Life, however, had more obstacles in store for the Valencianos.
Bumps in the road
Back at Texas Tech, SanJuanita began having excruciating joint and back pain.
"I really wanted to pursue my education in education, to be a teacher," SanJuanita said. "But I just wasn't comfortable enough to say that I could teach, not to the level I wanted to, with the way I was feeling every day."
"She suffers from severe rheumatoid arthritis," Jose explained. "She had, the doctor said, the worst case he'd ever seen in West Texas."
After undergoing her third back surgery, doctors deemed her medically disabled and told her she could attend school, but she would never be able to work.
"It just killed her entire spirit," Jose said. "And that was just the end of it."
Except, it wasn't.
Keeping up with the Valencianos
During that time, all three of the Valenciano children attended and graduated from Texas Tech.
Samantha graduated in 1996 with a bachelor's degree in exercise and sport sciences and again in 2000 from the Teaching Effectiveness And Career enhancement (TEACH) Program through the Teaching, Learning and Professional Development Center. Bianca graduated in 2000 with a bachelor's degree in English. Antonio graduated in 2007 with a bachelor's degree in restaurant, hotel & institutional management.
Jose, who had begun working at Texas Tech in 2007, started his master's degree in 2012 – "just for the sake of something to do," he says – but it helped SanJuanita refocus on her education.
"That kind of fueled her again," Jose said. "She said, 'If you can get two degrees, I can surely get one.'
"She lives with more pain than most human beings ever know, but she's a fighter and she doesn't stop, and her drive was to finish," he added. "From day one, she always said, 'I'm going to finish; I'm going to teach my children and grandchildren to finish what you start.' Well, I applaud her because it's easy to say, 'I hurt too much, and I just can't do this.' It's much tougher to say, 'I'm going to do it.'"

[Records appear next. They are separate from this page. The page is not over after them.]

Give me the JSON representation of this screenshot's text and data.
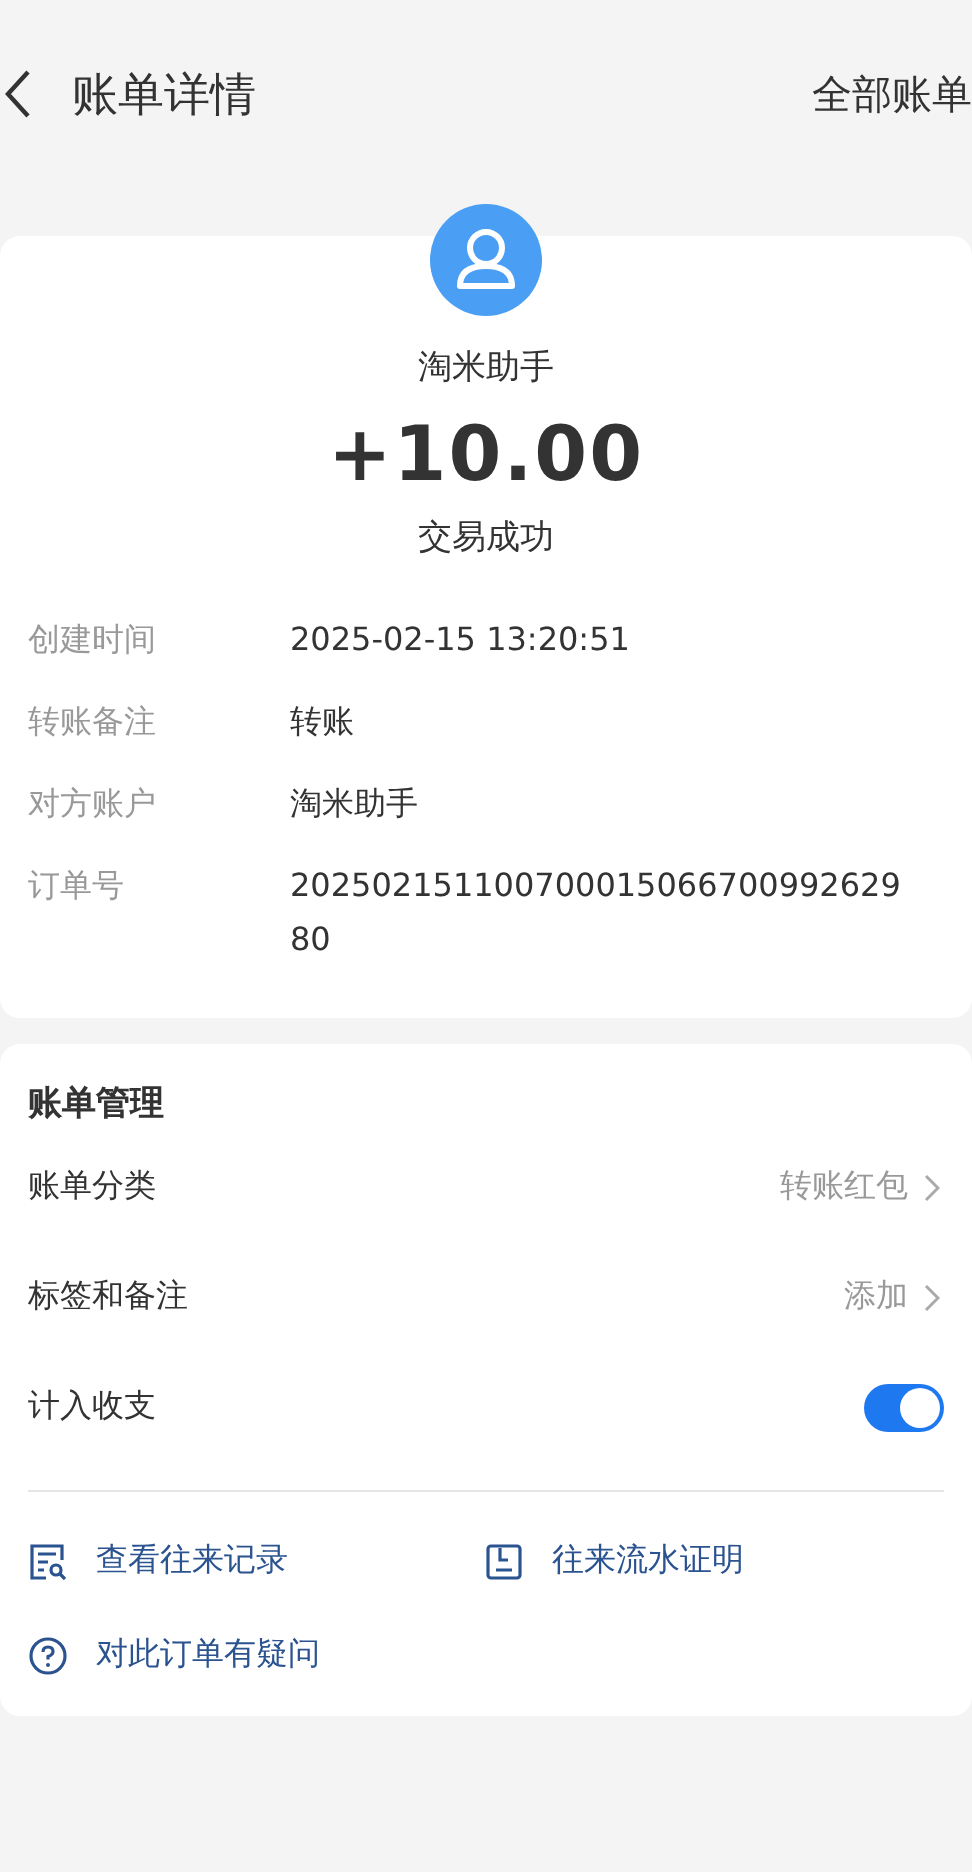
{
  "header": {
    "title": "账单详情",
    "action": "全部账单"
  },
  "summary": {
    "payee": "淘米助手",
    "amount": "+10.00",
    "status": "交易成功"
  },
  "details": [
    {
      "label": "创建时间",
      "value": "2025-02-15 13:20:51"
    },
    {
      "label": "转账备注",
      "value": "转账"
    },
    {
      "label": "对方账户",
      "value": "淘米助手"
    },
    {
      "label": "订单号",
      "value": "20250215110070001506670099262980"
    }
  ],
  "management": {
    "title": "账单管理",
    "rows": [
      {
        "kind": "link",
        "label": "账单分类",
        "value": "转账红包"
      },
      {
        "kind": "link",
        "label": "标签和备注",
        "value": "添加"
      },
      {
        "kind": "toggle",
        "label": "计入收支",
        "on": true
      }
    ],
    "links": [
      {
        "kind": "records",
        "label": "查看往来记录"
      },
      {
        "kind": "proof",
        "label": "往来流水证明"
      },
      {
        "kind": "question",
        "label": "对此订单有疑问"
      }
    ]
  }
}
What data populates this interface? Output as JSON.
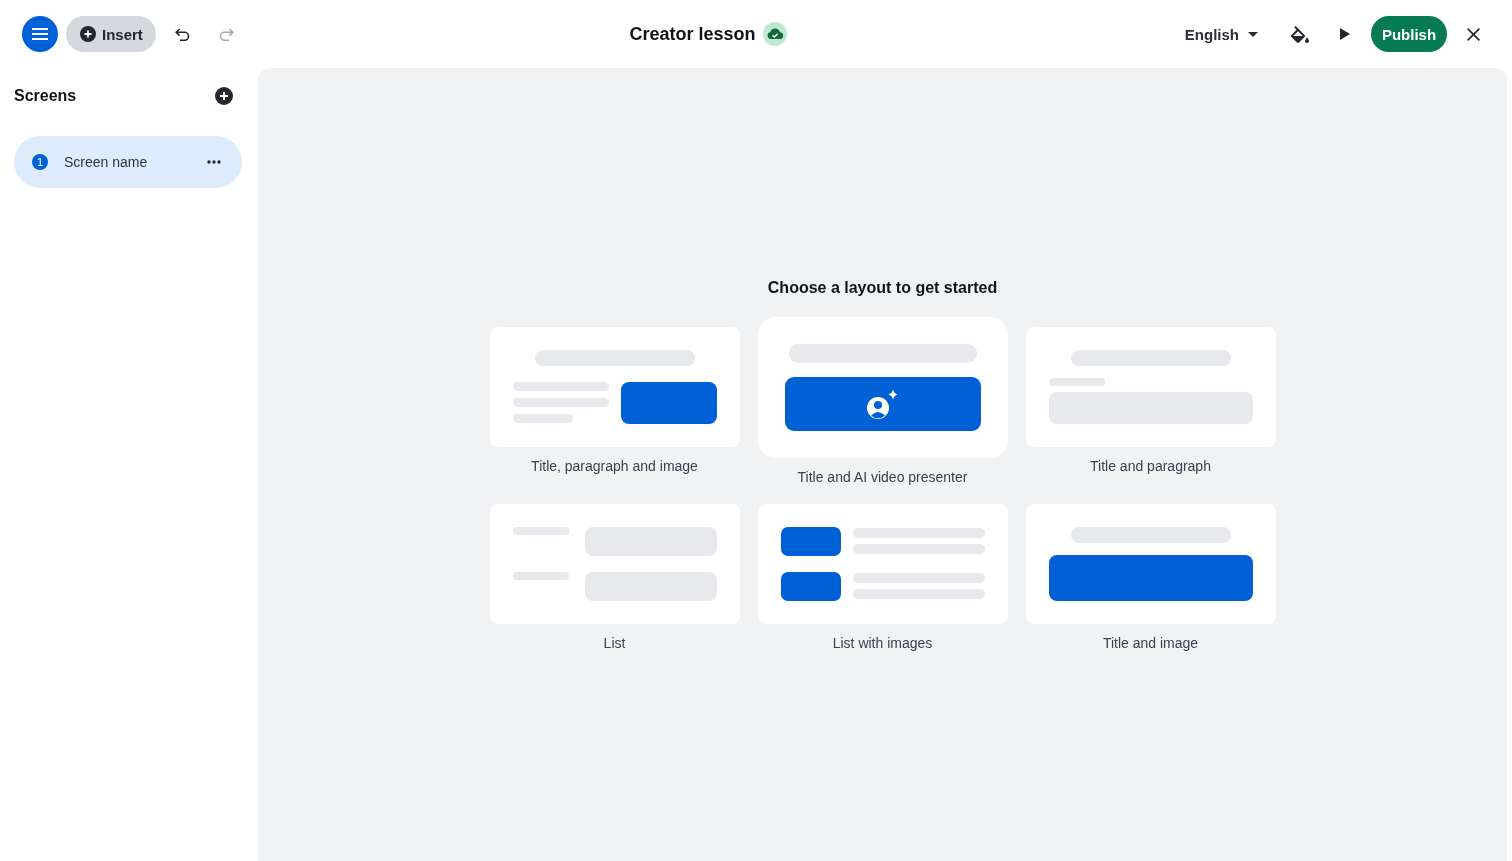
{
  "toolbar": {
    "insert": "Insert",
    "undo": {
      "disabled": false
    },
    "redo": {
      "disabled": true
    }
  },
  "document": {
    "title": "Creator lesson",
    "saved": true
  },
  "actions": {
    "language": "English",
    "publish": "Publish"
  },
  "sidebar": {
    "title": "Screens",
    "screens": [
      {
        "number": "1",
        "name": "Screen name",
        "selected": true
      }
    ]
  },
  "canvas": {
    "heading": "Choose a layout to get started",
    "layouts": [
      {
        "kind": "textimage",
        "label": "Title, paragraph and image"
      },
      {
        "kind": "presenter",
        "label": "Title and AI video presenter"
      },
      {
        "kind": "paragraph",
        "label": "Title and paragraph"
      },
      {
        "kind": "list",
        "label": "List"
      },
      {
        "kind": "imagelist",
        "label": "List with images"
      },
      {
        "kind": "image",
        "label": "Title and image"
      }
    ]
  }
}
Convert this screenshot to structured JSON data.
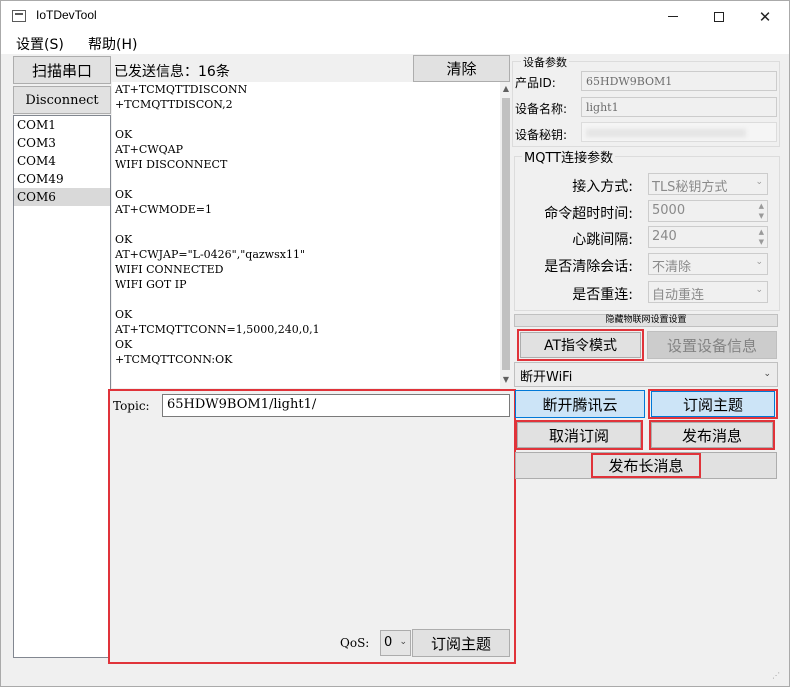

Between her three back surgeries and two broken ankles, SanJuanita continued taking classes, no longer focusing purely on education. But with so many things going on simultaneously, it came as something of a surprise to her when she found out she was finally a senior by hours.
It was so unexpected, she admits, that when she was asked what her major was, she didn't know what to say. Her adviser looked at the credits she had accumulated and said she had the most in Spanish, history and education. They said she could combine them for an interdisciplinary degree if she wished, but knowing she would never be able to teach, she decided to major in Spanish and minor in history.
So what's the secret to achieving your goals, no matter what stands in your way?
SanJuanita says faith; Jose says perseverance.
"She is a woman of strong faith," he added, "and she persevered through all her obstacles."
Looking to the future
Jose has been retired for a year now. Once SanJuanita is, too, they plan to travel, spend more time with their four grandchildren – two of whom are currently Texas Tech students – and volunteer for their church.
"We're very, very strong advocates of prayer, and it's gotten us through her challenges, so we intend to pay it forward," Jose said. "We're very, very thankful. Two times, I almost lost her, but I got her back."
For SanJuanita's part, even while she's happy to see what comes next, a part of her is sad to close the door on this very long chapter of her life.
"I'm really excited, but I also don't really want it to end," she said. "I just love the atmosphere of Texas Tech. I love seeing the kids walking to class, because they are the future, you know? And I'm going to miss that. I really am."
As she exits the campus, though, she'll enter the ranks of Texas Tech alumni, joining the rest of her family.
"We bleed red and black," Jose said. "Now, when she holds her guns up, she'll be one of the group. We're all grads, and she will be, too."